However, 5 years ago IAMA entrants laughed when Meghan Trainor won Best Female Artist at the 2010 IAMA (International Acoustic Music Awards), she broke the record and still holds the record of the youngest winner on the history of IAMA (International Acoustic Music Awards). She did it at a young age of just 16 years old. Many entrants asked “Why is this 16 year old girl that sounds like Amy Winehouse, Adele and Duffy winning an award at IAMA and not me? She isn’t all that great, I think I’m better”.

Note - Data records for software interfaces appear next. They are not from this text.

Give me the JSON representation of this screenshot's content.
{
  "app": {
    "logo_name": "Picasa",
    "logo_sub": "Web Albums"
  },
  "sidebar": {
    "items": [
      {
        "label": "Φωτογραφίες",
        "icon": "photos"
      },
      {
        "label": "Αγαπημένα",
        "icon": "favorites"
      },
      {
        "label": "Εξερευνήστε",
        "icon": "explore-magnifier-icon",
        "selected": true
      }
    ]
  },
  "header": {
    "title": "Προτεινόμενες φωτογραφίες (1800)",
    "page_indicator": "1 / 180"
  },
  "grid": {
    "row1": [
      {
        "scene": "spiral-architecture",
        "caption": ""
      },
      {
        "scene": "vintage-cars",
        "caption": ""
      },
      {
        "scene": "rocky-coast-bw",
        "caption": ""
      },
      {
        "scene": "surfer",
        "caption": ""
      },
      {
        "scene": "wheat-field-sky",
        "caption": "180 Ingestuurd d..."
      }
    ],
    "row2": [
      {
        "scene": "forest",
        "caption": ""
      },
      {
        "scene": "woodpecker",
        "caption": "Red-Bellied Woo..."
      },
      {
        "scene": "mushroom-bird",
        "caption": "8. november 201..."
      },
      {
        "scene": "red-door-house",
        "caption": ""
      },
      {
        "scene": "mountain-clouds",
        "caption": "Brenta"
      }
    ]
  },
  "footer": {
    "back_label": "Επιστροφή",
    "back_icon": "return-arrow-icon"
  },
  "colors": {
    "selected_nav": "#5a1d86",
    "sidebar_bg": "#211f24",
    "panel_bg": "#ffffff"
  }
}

But when she hit #1 on Billboard Hot 100 Charts, #1 on the Billboard 200 Album Charts (each time she did it be toppling Pop Star Taylor Swift) and 2 Grammy nominations (Record or the Year and Song of the Year), selling over 12 million copies worldwide, they were shocked and speechless. They continued to be shocked when they saw her performing on TV at the famous Macy’s Day Parade and New York’s Rockin’ Eve. She was also nominated for Best New Artist at the American Music Awards.
Meghan Trainor has been grown from a Teen Phenom to a Global Phenomenon. Imagine when her first single “All About That Bass” was released on June 30th, no one outside IAMA (International Acoustic Music Awards) even knew who she was. And yet, in less than 6 months, Meghan has conquered the entire world: not only #1 on the Billboard Hot 100 Charts (#1 for 9 weeks), in UK and a total of 58 different countries, multi Platinum in USA alone (6X Platinum). It is the current longest-reigning number one on the Hot 100 by an Epic Records artist, surpassing the King of Pop, the legend Michael Jackson’s seven-week record with “Billie Jean” (1983) and “Black or White” (1991). It is also the second longest reigning number one by a debut artist (Debbie Boone’s “You Light Up My Life” is the longest-reigning number one by a debut artist). She is the youngest artist (at 20 years old at the time of her feat) with the longest reigning number one.
ONE HIT WONDER NO MORE & BEATLES FEAT
Yet critics dismiss her as a “one hit wonder” when she hit #1 with “All About That Bass”. That all changed when “Lips are Movin’” hit #4 on the Billboard Charts selling over 2 million copies in United States alone, going Double Platinum. And she continues her feat in December she made history as a debut artist when 2 of her songs are in the Top 5 of the Billboard Hot 100 Charts at the same time “Lips Are Movin'” and “All About That Bass”. the last time a debut artist had two or more songs in the Top 5 at the same time on the Billboard Hot 100 Charts was the Beatles.
SECOND TIME UNSEATING TAYLOR SWIFT OFF THE TOP SPOT
“I told everyone when I send our press release hat Meghan is going to be huge and they refused to believe” said Jessica Brandon. ‘We believe in all our winners in IAMA. If Meghan Trainor, an unknown artist can topple a huge music star like Taylor Swift, no just once but twice, you can do it too”. Meghan Trainor kicked Taylor Swift’s “Shake It Off” off #1 on the Billboard Hot 100 Charts in September 2014. She did it again this time this week on the Billboard 200 Charts by kicking Taylor Swift’s album “1989” of the #1 on the Billboard 200 Album charts.
Since 2004, IAMA (International Acoustic Music Awards) promotes the art and excellence of acoustic music performance and artistry. Past winners include: Meghan Trainor, Charlie Dore (Billboard #1 Hit Artist), Kelley James, AJ Croce, Liz Longley, Maddy Rodriguez, etc. For more information on IAMA (International Acoustic Music Awards), go to: http://www.inacoustic.com